U.S. Citizenship and Immigration Services (USCIS) announced today that it has received a sufficient number of H-1B petitions to reach the statutory cap for fiscal year (FY) 2014. USCIS has also received more than 20,000 H-1B petitions filed on behalf of persons exempt from the cap under the advanced degree exemption. After today, USCIS will not accept H-1B petitions subject to the FY 2014 cap or the advanced degree exemption.
USCIS will use a computer-generated random selection process (commonly known as the “lottery”) for all FY 2014 cap-subject petitions received through April 5, 2013. The agency will conduct the selection process for advanced degree exemption petitions first. All advanced degree petitions not selected will be part of the random selection process for the 65,000 limit. Due to the high number of petitions received, USCIS is not yet able to announce the exact day of the random selection process. Also, USCIS is currently not providing the total number of petitions received, as we continue to accept filings today. USCIS will continue to accept and process petitions that are otherwise exempt from the cap.
USCIS will provide more detailed information about the H-1B cap next week.
By Ashwin Sharma
Several of the Cap Subject H-1B professional worker cases we submitted to USCIS via overnight Fedex from Saturday onward show no tracking information updates. Other sources are also indicating that Fedex is experiencing difficulty handling the sheer volume of H-1B applications filed.
NBC Newswire and The Associated Press joins Reuters in reporting on possibility that the entire year’s H-1B Work Visa Quota could be exhausted in a week
NBC Newswire and The Associated Press have added to yesterday’s Reuter’s article, for which I was interviewed, reporting on the possibility that the entire year’s national quota of H-1B Professional Work Visas could be used up in as little as a week’s time. The article discusses the recent Republican led attempt to reform immigration for highly skilled workers through the failed STEM Jobs Act, and makes the point that such an obvious demand for skilled workers sends a clear signal that the U.S. economic collapse is over and that Congressional overhaul of the H-1B should be part of any Comprehensive Immigration Reform legislation.

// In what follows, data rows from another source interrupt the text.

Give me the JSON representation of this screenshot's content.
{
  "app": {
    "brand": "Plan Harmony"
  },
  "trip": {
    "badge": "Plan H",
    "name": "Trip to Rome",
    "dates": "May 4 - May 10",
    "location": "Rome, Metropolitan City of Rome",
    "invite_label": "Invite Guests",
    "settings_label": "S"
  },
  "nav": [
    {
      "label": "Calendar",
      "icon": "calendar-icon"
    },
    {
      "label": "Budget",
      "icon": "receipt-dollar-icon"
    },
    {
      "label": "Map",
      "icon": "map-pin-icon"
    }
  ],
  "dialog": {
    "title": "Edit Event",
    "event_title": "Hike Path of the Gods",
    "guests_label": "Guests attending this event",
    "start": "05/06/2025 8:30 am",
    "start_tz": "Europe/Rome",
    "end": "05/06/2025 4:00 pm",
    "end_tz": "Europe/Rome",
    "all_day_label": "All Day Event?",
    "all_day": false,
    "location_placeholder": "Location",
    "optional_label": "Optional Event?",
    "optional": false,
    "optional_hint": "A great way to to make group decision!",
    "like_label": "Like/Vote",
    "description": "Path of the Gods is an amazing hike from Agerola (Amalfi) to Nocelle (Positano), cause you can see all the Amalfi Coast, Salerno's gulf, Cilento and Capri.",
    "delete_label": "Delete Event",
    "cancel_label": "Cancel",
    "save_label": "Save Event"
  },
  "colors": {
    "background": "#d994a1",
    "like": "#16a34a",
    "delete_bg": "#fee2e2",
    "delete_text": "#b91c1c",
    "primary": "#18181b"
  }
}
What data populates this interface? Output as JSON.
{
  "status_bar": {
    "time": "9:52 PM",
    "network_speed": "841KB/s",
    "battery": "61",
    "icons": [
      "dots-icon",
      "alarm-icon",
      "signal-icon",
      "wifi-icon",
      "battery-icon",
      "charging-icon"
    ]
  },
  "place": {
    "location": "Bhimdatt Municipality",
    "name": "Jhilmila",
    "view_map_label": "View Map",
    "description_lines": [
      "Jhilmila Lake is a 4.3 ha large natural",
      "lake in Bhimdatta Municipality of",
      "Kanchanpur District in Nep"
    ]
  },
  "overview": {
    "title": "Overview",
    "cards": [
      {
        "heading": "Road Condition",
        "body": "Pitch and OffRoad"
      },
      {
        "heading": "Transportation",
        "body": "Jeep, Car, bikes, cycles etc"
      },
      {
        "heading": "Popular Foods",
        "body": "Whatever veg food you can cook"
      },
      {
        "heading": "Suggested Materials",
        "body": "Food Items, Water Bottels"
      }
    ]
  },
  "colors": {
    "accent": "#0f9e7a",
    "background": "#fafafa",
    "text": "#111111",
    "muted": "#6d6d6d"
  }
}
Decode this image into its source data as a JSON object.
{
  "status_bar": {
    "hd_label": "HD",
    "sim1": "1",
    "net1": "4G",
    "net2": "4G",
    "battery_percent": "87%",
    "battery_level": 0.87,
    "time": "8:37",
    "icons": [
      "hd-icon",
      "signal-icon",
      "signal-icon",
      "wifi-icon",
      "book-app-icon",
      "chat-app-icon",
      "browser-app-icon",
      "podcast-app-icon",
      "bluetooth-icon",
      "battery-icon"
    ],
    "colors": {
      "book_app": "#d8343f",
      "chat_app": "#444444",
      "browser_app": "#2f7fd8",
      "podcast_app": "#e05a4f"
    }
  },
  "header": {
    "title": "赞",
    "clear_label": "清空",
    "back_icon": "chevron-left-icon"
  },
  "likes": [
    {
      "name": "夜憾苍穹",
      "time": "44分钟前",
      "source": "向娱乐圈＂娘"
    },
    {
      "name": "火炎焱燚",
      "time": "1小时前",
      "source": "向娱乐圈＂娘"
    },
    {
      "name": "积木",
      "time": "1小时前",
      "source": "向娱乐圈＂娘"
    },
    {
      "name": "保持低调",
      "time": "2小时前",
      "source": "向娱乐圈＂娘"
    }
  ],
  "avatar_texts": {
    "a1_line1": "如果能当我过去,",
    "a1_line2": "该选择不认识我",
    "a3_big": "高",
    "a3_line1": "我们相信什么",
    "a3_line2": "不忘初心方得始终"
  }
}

Congress would do wise to listen to the likes of more than 100 top tech leaders including Mark Zuckerberg, Bill Gates and even the late Steve Jobs, all of whom were proponents of increasing limits on Professional Work visas.
- Ashwin Sharma interviewed by Reuters on U.S. demand for skilled worker visas topping quota (ashwinsharma.com)
- US H-1B visas may be decided through lottery this year (news.in.msn.com)
- US demand for skilled worker visas seen topping quota soon (rediff.com)